(Collected data entries)
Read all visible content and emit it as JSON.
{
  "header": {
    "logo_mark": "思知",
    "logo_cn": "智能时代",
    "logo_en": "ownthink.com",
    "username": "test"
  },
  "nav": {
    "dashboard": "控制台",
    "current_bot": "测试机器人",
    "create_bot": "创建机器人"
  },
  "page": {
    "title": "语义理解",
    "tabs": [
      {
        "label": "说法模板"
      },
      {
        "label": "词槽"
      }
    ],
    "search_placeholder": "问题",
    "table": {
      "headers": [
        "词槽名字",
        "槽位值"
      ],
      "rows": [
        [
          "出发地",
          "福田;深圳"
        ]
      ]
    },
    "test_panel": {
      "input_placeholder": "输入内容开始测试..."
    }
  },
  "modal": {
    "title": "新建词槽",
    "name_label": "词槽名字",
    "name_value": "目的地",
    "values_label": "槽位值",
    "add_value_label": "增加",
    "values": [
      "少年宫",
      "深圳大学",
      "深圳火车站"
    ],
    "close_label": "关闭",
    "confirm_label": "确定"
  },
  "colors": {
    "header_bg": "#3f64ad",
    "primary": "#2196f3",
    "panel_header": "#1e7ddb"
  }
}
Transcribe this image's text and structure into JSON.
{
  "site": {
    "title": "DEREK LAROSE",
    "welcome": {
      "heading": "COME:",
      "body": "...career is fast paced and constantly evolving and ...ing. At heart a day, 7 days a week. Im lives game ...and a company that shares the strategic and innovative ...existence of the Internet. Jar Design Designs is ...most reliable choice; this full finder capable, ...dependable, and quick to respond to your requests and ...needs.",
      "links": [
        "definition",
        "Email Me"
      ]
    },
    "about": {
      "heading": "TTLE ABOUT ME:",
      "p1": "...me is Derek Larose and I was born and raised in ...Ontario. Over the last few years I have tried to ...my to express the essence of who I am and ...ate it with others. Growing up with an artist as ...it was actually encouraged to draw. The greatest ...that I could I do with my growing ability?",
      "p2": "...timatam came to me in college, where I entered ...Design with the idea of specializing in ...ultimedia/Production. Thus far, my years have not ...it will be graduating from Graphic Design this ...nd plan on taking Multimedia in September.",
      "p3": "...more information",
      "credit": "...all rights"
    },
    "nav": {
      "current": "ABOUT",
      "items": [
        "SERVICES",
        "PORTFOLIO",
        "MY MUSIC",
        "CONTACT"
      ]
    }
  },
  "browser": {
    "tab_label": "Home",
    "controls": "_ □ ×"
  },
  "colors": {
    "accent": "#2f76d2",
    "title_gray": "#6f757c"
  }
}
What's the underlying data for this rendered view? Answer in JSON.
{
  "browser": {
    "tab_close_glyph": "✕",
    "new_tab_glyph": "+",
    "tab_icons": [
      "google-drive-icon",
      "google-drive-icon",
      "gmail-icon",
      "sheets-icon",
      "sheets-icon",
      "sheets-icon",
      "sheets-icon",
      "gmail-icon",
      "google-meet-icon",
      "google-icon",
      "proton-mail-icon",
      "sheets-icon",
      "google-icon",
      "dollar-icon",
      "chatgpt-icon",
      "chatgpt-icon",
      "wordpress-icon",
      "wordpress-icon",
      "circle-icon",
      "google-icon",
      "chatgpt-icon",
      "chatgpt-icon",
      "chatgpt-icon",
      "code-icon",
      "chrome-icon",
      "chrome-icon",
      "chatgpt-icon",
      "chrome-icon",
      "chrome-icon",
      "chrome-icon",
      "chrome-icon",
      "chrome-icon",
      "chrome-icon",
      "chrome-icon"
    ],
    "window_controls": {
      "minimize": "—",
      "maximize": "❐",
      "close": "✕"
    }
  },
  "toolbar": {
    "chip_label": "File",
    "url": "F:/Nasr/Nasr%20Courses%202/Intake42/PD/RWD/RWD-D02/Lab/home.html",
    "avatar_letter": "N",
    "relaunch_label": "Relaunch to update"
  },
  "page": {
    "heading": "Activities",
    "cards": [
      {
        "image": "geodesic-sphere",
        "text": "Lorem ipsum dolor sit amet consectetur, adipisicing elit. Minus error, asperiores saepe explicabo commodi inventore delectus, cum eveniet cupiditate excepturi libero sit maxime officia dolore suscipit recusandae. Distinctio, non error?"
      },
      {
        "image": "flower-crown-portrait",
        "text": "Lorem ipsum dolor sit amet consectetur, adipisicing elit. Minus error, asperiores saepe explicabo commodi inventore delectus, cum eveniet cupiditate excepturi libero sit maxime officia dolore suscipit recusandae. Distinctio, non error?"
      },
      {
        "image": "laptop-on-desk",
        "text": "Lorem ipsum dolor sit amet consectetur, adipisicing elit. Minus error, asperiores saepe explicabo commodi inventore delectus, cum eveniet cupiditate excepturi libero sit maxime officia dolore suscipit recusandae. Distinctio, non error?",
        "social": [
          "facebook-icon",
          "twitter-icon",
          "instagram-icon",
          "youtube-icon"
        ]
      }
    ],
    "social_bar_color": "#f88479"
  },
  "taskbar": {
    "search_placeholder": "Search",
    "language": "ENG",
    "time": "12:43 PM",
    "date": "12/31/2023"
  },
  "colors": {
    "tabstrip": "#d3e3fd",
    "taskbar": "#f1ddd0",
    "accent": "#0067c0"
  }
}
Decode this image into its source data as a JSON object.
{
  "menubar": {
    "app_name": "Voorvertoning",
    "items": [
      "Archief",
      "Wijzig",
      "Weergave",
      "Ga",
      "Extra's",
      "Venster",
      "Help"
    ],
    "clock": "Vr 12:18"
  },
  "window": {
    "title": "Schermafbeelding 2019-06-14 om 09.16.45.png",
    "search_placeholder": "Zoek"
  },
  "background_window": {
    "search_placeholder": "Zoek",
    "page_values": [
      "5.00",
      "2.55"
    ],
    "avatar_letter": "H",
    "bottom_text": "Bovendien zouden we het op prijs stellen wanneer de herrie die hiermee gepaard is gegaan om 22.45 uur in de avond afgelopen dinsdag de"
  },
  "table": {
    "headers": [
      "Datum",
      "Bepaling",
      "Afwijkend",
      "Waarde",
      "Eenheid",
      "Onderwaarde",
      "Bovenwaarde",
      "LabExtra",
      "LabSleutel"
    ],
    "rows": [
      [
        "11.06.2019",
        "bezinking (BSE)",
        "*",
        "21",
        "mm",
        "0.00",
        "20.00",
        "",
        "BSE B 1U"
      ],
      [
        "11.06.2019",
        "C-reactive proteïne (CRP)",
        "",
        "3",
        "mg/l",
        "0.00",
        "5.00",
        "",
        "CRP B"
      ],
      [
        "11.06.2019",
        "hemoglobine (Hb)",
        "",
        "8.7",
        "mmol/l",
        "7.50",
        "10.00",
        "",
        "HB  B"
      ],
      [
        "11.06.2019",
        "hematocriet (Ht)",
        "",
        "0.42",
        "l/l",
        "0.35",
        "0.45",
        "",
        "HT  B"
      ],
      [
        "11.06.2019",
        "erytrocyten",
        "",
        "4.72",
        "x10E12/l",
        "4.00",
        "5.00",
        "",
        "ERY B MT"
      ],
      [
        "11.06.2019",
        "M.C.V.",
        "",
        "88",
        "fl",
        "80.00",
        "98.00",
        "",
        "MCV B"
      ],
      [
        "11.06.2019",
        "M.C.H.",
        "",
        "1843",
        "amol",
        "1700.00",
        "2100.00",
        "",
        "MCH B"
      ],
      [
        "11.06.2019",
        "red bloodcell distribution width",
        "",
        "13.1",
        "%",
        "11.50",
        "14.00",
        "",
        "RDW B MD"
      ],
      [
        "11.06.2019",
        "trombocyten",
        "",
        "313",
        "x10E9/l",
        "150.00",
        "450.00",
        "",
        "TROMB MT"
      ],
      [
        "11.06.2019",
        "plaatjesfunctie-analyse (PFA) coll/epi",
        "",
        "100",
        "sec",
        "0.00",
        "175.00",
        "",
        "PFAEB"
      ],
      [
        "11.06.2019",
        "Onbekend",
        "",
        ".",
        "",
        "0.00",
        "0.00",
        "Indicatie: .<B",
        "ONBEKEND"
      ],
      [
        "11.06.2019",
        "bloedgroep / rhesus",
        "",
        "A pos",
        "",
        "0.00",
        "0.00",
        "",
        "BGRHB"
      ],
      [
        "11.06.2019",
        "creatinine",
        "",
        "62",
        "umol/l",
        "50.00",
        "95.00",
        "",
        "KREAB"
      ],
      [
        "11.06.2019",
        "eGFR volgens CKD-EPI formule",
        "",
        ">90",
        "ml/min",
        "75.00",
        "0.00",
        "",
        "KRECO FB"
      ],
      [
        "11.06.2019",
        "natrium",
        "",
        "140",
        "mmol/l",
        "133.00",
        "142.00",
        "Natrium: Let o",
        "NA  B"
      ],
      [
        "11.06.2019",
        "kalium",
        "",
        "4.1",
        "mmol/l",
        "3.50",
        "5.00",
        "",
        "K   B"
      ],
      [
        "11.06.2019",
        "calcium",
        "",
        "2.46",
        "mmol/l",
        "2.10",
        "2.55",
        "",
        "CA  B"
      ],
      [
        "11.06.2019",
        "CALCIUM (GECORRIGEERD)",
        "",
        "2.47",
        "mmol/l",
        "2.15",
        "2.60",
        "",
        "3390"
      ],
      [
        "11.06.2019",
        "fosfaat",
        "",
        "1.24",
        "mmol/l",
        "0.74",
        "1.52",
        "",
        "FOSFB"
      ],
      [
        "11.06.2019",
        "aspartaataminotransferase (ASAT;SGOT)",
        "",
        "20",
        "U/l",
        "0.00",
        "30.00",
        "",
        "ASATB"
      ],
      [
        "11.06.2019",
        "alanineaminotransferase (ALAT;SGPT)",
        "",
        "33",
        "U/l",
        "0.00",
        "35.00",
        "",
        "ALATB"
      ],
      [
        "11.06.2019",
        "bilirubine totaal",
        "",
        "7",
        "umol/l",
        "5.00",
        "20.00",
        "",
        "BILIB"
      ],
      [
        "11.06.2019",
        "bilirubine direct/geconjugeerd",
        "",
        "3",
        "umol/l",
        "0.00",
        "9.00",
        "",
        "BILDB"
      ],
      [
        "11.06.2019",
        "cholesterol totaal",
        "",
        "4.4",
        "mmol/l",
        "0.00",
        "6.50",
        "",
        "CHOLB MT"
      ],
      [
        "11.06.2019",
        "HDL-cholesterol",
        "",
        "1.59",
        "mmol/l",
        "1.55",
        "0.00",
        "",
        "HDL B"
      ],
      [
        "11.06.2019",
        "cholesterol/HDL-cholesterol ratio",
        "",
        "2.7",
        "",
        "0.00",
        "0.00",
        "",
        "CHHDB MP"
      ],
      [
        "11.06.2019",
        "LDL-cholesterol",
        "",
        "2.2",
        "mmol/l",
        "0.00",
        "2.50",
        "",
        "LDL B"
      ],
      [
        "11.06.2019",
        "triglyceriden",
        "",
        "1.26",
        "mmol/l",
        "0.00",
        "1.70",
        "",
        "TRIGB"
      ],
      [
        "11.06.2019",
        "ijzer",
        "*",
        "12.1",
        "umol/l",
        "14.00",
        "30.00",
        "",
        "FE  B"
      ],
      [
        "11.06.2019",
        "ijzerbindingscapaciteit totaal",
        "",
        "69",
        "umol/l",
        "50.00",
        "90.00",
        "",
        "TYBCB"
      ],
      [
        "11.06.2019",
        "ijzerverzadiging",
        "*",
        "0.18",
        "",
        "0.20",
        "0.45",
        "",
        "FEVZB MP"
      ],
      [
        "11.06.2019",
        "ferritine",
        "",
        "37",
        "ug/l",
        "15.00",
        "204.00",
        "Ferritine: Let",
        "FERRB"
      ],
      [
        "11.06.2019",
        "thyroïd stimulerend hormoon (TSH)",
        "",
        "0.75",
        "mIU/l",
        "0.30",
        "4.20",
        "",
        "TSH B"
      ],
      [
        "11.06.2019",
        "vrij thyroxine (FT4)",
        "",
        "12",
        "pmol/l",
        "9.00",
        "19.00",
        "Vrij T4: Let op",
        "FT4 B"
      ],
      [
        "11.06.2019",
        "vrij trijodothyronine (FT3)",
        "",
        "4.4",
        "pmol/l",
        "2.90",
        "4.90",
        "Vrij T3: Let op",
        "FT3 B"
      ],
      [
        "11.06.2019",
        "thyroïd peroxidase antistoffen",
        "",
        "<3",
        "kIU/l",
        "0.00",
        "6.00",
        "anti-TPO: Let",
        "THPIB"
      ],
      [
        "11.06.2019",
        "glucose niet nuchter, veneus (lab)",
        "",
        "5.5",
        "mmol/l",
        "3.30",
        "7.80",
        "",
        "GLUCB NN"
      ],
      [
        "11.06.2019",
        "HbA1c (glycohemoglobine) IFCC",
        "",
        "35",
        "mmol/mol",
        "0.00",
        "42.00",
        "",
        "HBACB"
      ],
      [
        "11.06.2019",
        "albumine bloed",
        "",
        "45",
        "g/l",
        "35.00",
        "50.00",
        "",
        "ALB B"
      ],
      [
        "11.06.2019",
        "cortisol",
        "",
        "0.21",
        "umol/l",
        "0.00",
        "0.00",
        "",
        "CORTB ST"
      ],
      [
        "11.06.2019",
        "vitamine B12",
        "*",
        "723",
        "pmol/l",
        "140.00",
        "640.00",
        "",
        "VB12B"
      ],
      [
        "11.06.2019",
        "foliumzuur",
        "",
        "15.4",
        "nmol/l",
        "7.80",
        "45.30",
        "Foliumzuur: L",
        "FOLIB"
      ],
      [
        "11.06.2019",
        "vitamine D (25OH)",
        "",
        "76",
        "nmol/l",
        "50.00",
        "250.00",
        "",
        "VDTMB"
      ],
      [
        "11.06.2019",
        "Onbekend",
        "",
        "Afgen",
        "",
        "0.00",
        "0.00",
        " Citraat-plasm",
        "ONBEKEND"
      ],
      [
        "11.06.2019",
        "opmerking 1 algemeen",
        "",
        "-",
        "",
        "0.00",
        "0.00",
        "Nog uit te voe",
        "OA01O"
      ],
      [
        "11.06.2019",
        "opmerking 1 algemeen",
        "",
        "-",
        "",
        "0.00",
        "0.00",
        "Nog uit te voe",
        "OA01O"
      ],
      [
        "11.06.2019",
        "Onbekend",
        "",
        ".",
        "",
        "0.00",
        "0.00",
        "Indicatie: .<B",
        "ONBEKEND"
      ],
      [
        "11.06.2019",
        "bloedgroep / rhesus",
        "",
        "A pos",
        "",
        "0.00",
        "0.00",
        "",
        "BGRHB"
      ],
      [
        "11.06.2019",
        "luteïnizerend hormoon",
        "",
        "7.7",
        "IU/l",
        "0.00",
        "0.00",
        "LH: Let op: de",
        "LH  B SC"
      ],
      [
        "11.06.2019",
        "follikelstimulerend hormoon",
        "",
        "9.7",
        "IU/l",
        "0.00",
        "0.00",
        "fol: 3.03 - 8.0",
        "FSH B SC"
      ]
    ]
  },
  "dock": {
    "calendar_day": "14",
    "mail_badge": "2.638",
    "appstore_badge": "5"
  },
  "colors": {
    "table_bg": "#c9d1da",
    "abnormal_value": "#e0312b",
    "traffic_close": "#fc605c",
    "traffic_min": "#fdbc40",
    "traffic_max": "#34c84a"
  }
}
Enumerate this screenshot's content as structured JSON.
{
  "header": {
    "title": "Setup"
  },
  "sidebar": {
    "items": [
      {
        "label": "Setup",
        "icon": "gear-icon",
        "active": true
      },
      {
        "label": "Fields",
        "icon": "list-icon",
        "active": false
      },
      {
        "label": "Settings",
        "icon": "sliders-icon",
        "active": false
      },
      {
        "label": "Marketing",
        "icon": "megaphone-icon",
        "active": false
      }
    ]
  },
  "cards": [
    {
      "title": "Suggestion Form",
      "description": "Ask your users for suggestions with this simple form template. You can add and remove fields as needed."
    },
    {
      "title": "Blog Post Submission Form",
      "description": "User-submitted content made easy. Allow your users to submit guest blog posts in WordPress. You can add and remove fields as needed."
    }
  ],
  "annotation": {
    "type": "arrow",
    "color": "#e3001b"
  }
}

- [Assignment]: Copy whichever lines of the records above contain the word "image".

- [Result of this task]:
Transcribe this image's text and structure into JSON.
        "image": "geodesic-sphere",
        "image": "flower-crown-portrait",
        "image": "laptop-on-desk",
Decode this image into its source data as a JSON object.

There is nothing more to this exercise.